Grenache is a staple varietal in the vineyards of Roussillon. It is a grape that craves warmth and dryness, and loves long, hot days and cool nights to slowly ripen. Roussillon therefore quite naturally offers it a prime location, conducive to growing the full range of Grenache varieties. Originally, only Grenache noir was grown but gradually Grenache gris and Grenache blanc developed. The variety now accounts for approximately 31% of the region’s area under vine. It is well-suited to the local soils and can therefore produce white, red and rosé wines, as well as dessert wines.
A fourth grape variety, derived from Grenache noir – Lledoner Pelut – has also been introduced. It is relatively similar to its cousin Grenache noir, not only for its characteristics and capabilities, but also in terms of flavour and aroma profile.

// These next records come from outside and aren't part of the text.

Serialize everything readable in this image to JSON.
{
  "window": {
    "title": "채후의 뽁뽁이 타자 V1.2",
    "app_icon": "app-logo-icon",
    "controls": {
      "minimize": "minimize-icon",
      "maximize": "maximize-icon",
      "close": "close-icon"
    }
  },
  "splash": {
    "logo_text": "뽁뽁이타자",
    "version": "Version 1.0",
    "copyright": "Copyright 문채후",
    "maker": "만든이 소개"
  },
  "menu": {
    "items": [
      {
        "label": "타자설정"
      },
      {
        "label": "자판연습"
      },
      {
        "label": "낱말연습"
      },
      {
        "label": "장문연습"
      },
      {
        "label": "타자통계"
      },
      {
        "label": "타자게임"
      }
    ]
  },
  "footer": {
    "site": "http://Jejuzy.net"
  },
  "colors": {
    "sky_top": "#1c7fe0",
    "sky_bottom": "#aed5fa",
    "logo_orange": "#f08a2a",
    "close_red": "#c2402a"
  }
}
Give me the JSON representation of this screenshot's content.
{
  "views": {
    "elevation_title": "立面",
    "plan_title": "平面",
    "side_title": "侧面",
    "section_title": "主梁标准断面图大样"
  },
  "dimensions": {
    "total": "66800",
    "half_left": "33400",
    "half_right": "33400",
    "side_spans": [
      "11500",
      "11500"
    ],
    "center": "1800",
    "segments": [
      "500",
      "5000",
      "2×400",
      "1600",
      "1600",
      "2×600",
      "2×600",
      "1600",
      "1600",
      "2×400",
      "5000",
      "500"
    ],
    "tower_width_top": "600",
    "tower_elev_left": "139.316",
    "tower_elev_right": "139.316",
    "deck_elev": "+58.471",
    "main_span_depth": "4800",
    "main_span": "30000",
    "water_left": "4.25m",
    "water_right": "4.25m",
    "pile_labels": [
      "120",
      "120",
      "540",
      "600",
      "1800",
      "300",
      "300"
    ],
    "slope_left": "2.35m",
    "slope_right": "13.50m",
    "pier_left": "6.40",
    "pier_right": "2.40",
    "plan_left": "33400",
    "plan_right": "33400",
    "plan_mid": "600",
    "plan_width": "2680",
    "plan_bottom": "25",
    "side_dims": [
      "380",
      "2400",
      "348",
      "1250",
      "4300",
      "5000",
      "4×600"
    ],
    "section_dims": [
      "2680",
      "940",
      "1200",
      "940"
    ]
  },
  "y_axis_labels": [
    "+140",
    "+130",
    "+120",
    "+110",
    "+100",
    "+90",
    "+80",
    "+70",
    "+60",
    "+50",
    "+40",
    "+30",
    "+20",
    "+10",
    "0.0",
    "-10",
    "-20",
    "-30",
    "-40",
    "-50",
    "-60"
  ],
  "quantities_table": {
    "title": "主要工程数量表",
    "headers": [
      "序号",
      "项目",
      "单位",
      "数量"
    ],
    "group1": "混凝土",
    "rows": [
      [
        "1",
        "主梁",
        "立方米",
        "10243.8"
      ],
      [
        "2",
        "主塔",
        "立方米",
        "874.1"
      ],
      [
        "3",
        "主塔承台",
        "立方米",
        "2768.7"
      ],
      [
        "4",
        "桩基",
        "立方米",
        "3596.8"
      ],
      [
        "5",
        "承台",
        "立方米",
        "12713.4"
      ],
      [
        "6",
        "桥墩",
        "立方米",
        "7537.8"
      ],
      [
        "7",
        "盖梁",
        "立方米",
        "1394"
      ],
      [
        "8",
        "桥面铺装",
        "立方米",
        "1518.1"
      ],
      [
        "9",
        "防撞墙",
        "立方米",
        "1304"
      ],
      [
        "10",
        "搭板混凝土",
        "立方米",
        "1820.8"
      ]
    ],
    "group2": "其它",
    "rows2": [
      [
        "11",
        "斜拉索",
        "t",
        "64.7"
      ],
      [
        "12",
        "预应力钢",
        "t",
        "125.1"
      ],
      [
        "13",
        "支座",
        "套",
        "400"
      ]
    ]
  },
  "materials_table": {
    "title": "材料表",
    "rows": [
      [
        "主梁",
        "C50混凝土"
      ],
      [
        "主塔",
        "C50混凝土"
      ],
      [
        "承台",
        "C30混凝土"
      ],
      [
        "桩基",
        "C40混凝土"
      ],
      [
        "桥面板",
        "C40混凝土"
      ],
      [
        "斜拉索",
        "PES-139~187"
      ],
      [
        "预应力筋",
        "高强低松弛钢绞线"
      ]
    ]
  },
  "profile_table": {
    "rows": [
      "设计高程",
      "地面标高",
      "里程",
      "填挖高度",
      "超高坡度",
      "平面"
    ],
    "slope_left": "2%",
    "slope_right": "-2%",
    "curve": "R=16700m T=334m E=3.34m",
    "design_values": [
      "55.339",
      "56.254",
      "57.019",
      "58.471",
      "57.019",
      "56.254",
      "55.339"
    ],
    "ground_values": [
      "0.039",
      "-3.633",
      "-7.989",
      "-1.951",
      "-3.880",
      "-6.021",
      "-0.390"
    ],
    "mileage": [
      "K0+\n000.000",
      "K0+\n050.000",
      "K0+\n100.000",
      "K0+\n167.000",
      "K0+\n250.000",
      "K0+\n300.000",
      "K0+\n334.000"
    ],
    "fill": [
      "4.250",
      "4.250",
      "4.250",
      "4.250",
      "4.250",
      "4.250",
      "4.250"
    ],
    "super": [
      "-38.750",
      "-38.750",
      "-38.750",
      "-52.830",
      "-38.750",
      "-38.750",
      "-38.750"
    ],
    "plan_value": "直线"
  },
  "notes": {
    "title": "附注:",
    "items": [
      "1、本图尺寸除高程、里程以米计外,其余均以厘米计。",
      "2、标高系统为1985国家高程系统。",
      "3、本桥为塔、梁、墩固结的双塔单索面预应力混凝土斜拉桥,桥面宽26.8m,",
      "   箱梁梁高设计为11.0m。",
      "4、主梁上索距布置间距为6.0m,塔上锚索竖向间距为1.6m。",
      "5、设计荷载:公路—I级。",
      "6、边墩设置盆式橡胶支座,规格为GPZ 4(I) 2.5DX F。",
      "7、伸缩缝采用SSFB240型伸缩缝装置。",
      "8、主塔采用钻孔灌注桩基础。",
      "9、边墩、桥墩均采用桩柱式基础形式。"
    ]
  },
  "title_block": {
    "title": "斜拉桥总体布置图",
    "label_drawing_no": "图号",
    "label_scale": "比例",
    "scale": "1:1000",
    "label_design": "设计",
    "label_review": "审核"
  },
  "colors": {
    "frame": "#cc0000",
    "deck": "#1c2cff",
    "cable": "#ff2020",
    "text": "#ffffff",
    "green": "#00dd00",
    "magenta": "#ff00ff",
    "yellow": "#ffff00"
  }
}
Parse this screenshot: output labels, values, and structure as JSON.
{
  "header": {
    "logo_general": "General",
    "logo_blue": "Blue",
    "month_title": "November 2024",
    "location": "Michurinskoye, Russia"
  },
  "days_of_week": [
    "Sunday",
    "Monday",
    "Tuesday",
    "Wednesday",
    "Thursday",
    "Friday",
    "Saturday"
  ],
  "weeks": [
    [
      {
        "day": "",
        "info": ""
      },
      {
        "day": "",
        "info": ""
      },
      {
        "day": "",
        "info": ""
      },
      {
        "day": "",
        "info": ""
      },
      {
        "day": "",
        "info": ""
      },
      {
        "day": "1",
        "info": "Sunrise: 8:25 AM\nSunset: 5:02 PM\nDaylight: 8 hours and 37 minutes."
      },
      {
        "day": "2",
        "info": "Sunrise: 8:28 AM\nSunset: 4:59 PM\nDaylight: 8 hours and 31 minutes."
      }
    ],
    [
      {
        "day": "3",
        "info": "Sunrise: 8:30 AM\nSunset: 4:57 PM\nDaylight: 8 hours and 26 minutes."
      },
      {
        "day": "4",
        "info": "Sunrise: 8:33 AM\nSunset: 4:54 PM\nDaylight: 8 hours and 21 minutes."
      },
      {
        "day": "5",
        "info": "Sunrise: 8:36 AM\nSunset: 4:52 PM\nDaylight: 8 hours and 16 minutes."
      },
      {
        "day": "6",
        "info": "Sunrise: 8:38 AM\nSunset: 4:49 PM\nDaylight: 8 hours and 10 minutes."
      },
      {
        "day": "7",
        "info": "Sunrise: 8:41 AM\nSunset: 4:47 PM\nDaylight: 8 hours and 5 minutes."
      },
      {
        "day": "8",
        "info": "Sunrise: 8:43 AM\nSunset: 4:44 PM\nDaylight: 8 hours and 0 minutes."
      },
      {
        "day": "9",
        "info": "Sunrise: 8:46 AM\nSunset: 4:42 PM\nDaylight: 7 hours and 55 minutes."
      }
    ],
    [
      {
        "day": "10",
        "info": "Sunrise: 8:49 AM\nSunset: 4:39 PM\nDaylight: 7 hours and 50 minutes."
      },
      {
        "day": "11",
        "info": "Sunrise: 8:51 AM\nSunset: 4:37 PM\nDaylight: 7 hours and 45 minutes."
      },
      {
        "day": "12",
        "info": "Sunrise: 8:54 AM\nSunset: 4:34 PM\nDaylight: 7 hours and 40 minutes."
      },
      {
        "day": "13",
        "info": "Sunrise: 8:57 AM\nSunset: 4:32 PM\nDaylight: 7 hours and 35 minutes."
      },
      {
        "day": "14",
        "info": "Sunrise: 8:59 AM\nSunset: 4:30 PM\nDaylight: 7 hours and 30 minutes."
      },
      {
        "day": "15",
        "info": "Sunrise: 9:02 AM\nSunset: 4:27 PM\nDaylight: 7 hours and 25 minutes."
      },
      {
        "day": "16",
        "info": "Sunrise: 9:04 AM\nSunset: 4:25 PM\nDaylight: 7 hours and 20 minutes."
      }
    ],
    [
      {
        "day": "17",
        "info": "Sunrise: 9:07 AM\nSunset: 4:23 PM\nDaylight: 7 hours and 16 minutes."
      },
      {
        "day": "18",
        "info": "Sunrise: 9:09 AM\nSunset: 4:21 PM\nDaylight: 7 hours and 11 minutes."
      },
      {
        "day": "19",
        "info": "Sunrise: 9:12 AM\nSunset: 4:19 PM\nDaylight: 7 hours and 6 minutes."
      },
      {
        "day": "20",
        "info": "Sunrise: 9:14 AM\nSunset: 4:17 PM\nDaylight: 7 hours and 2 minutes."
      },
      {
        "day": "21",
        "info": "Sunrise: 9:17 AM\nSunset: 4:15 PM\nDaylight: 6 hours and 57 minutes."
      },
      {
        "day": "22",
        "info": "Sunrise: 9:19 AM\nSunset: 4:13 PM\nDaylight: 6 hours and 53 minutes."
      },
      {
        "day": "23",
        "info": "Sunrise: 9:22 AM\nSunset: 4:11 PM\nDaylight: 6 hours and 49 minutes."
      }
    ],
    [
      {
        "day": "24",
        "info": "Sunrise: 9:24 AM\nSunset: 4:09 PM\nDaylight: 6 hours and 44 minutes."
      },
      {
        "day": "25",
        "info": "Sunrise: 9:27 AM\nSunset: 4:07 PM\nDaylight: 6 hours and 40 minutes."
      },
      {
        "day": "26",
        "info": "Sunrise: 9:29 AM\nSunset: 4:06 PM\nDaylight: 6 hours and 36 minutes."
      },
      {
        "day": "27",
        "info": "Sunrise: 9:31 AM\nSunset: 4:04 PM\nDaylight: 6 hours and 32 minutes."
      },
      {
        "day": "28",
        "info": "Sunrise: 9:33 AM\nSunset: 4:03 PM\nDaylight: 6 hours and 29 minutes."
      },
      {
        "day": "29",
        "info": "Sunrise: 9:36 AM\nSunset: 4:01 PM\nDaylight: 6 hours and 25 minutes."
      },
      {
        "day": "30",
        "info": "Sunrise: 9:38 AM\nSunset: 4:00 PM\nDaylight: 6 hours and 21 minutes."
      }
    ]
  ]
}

Grenache noir is currently used to produce 4 dessert wines – Banyuls, Banyuls Grand Cru, Maury and Rivesaltes – along with 9 dry appellation wines (Collioure, Côtes du Roussillon, Côtes du Roussillon Villages and named villages, and Maury Sec) and 2 PGIs (Côtes Catalanes and Côte Vermeille). Grenache gris and blanc, previously only used for dessert wines, now impart their typical Mediterranean character to white wines from the finest Roussillon vineyards.